Friday, March 8, 2013
It finally happened. After 17 years of threatening to physically drag my butt out to the barren middle of nowhere, my long time friend and fellow creative spirt Nick Myerhoff finally convinced me to take the plunge and participate in the 2012 Burning Man Festival. And what wild ride it was, surpassing expectations in every way possible. For creatives who have been there before, this festival represents much more than a week of outlandish, dusty fun. This is the western world's Mecca of artistic superheroes; the best and brightest DIY minds in full, glorious bloom. For the uninitiated, all I can say is, there absolutely nothing I could possibly write in one page or a thousand that would do a modicum of justice to the experience itself. And I am a perfect example of why that is true.
For almost two decades now, I've had easy access to the most epic post/pre Burning Man gatherings, hung out with it's core creators, seen zillions of photos, videos and documentaries, and even used to date an amazing woman who ran the Burning Man Film Festival. I'm very lucky to live in an area where there are more "Burners" per capita than anywhere else in the world. Given my creative nature, I've always just fit right in. Any yet, somehow I'd convinced myself that all of this awesome peripheral exposure was enough to fill my thirsty creative cup…so, I didn't really need to actually go, right? Boy was I ever wrong about that one. My first night out on the Playa, witnessing first hand what cannot justly be described in words, basically, my head exploded. What my eyes were seeing and what my brain could actually process were leagues apart, requiring a complete re-synchronization of my creative DNA from top to bottom. I had been altered, modified, upgraded even. And that was just night one….
I could speak endlessly about the breathtaking and remarkably personal experiences waiting to happen in this impossibly perfect temporary city of 55k spiritulized revelers. There are favorite works of art, favorite people, even a favorite temporary building filled with heart-wrenching letters of love and suffering, waiting to be ignited and offered to the endless desert night sky. So many beautiful stories of what a community can do if it sets its mind to create something truly amazing. And for so many of the wild at heart, this place is as much Home as it is the refueling station to spread the spirit of Burning Man beyond its dusty borders.

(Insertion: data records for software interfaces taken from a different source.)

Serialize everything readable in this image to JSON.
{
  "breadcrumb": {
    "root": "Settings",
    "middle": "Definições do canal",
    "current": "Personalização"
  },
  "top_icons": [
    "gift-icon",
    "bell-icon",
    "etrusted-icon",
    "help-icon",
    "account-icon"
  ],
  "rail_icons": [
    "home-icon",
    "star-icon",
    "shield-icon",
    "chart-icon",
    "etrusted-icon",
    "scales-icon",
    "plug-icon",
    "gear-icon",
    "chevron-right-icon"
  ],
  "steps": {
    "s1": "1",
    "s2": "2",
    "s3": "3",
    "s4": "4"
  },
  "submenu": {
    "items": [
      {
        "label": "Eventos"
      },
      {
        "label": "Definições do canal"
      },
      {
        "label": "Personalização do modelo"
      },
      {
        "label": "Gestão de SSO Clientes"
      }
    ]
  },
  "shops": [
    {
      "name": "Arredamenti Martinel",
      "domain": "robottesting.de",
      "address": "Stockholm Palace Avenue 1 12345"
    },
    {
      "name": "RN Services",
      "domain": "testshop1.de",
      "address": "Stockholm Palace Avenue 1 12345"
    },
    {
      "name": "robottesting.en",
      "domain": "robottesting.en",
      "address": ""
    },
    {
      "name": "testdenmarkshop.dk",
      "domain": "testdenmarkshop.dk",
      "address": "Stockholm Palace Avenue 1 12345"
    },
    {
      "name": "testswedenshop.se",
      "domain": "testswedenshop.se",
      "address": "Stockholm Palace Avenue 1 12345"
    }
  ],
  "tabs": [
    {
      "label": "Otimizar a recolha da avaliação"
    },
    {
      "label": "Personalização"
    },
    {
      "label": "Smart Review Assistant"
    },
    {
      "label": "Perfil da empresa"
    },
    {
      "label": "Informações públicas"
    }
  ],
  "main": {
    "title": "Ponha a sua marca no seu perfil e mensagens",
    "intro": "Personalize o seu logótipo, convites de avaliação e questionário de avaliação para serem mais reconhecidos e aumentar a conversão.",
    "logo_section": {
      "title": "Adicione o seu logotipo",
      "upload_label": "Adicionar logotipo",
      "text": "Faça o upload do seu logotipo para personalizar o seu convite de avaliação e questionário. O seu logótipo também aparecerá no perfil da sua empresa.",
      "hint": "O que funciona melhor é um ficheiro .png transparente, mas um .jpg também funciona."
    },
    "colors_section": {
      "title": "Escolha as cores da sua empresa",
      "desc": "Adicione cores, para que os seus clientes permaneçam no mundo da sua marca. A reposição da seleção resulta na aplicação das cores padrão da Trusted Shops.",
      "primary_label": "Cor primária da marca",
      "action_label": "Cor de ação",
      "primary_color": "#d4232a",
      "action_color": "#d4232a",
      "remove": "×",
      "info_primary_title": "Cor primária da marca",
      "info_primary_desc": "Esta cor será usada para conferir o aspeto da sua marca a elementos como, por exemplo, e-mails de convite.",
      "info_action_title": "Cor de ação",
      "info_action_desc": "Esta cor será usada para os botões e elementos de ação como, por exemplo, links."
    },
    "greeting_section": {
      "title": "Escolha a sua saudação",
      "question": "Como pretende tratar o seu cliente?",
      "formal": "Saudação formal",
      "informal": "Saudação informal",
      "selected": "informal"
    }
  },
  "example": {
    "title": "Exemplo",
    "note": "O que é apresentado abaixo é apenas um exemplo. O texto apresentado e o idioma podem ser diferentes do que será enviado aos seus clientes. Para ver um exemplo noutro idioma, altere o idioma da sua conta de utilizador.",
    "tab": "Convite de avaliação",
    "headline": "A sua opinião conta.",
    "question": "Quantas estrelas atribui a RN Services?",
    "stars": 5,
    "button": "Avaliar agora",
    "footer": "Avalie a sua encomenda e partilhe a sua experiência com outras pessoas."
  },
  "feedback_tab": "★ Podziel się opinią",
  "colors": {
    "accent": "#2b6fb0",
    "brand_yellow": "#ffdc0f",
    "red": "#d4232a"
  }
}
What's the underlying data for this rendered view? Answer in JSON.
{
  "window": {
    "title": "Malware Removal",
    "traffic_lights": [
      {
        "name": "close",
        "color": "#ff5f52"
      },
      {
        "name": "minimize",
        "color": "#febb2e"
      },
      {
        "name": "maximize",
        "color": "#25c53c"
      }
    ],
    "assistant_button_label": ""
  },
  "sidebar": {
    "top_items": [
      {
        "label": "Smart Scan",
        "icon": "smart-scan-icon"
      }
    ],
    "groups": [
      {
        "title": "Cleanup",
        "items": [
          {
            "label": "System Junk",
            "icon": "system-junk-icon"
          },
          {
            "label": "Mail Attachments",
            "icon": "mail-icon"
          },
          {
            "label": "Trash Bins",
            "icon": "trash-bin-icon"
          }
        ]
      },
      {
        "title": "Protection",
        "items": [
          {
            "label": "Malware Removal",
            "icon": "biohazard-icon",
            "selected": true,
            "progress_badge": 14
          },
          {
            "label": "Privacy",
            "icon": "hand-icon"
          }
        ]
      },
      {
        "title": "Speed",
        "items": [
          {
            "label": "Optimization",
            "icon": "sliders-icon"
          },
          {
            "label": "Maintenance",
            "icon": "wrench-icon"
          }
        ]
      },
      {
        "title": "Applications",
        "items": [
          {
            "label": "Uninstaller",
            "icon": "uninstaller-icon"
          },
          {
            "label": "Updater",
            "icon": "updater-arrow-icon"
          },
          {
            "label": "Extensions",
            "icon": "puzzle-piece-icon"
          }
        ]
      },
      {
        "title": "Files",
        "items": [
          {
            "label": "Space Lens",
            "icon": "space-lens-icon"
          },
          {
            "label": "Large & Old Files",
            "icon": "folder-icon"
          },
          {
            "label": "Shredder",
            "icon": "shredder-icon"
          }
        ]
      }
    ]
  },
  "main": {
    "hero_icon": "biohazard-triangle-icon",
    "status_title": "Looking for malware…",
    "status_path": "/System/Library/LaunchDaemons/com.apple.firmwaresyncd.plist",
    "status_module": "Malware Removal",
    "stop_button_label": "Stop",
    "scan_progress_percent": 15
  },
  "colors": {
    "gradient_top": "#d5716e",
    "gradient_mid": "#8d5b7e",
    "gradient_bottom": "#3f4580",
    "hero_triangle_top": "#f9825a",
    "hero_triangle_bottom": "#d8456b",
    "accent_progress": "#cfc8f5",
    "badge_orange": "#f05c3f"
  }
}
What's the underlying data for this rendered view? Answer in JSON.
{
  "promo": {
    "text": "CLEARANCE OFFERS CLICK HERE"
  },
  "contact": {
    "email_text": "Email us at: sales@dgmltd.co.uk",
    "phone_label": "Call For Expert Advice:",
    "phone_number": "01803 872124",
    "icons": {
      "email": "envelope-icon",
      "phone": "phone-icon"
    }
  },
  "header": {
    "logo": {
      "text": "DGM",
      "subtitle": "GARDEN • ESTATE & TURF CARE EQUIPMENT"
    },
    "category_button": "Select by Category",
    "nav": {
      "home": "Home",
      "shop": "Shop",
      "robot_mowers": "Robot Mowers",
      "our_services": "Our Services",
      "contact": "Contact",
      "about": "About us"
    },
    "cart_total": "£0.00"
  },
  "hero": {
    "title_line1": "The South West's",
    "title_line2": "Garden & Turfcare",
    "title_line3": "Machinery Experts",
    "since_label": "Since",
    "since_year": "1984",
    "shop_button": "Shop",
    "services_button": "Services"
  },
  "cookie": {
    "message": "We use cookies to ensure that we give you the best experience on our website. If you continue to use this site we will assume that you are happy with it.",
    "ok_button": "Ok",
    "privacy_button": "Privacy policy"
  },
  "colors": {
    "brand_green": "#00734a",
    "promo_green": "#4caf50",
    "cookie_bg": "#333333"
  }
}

But I was out there for a specific reason, at least on the surface. And that reason was to represent and support a project born of dreams co-created with my pal Nick, years before. Nick applied for and won a 5k grant to build a giant recycled-object robot sculpture for the largest daytime party camp at Burning Man: Distrikt. Here's is how blue-sky dreaming and artistic collaboration with a creative friend made it to the front page of newspapers and websites around the globe:
From the Dragun Robot blog:
"Nick Myerhoff and Mike Parisi have been misfit artist comrades since 1995 when they worked together on the original Armymen video game at the 3DO Company. Together they spent countless hours envisioning giant robot games, toys and sculptures.….The Giant Distrikt Dragun robot concept stems from Nick and Mike’s 3 year old vision of building giant robots out of auto parts as large scale decorative sculptures. Of course scrap metal giant human forms are nothing new, but ours will maintain some relevance and authenticity based on classic 1970’s Japanese robots. The Distrikt robot will be 20’ tall constructed of recycled sheet metal and scrap auto parts…."
It ended up that Dragun (aka, Recyclatron) was more like 24 feet tall, and required a crew of five awesome humans to engineer and build. Many a weekend was sacrificed and much trial and error went down before the final form found it's way Home, as the 2012 mascot for Distrikt's insanely over the top daytime revelry. And for one crazy week, our giant robot watched over the tens of thousands who came to our camp to dance the days into night, the nights to morning, and mornings into hugs and tears and silty sweat. It was a ecstatic and exhausting journey, and watching it all come together for that brief period of time made me think of that 5 year old robot-obsessed kid, who fell in love for the first time and never, ever gave up. And that is the only "final destination" that matters.
PS: This super cool Distrikt clip below has almost 4 million! hits, not exactly SFW, but if you watch closely you will see the Recyclatron.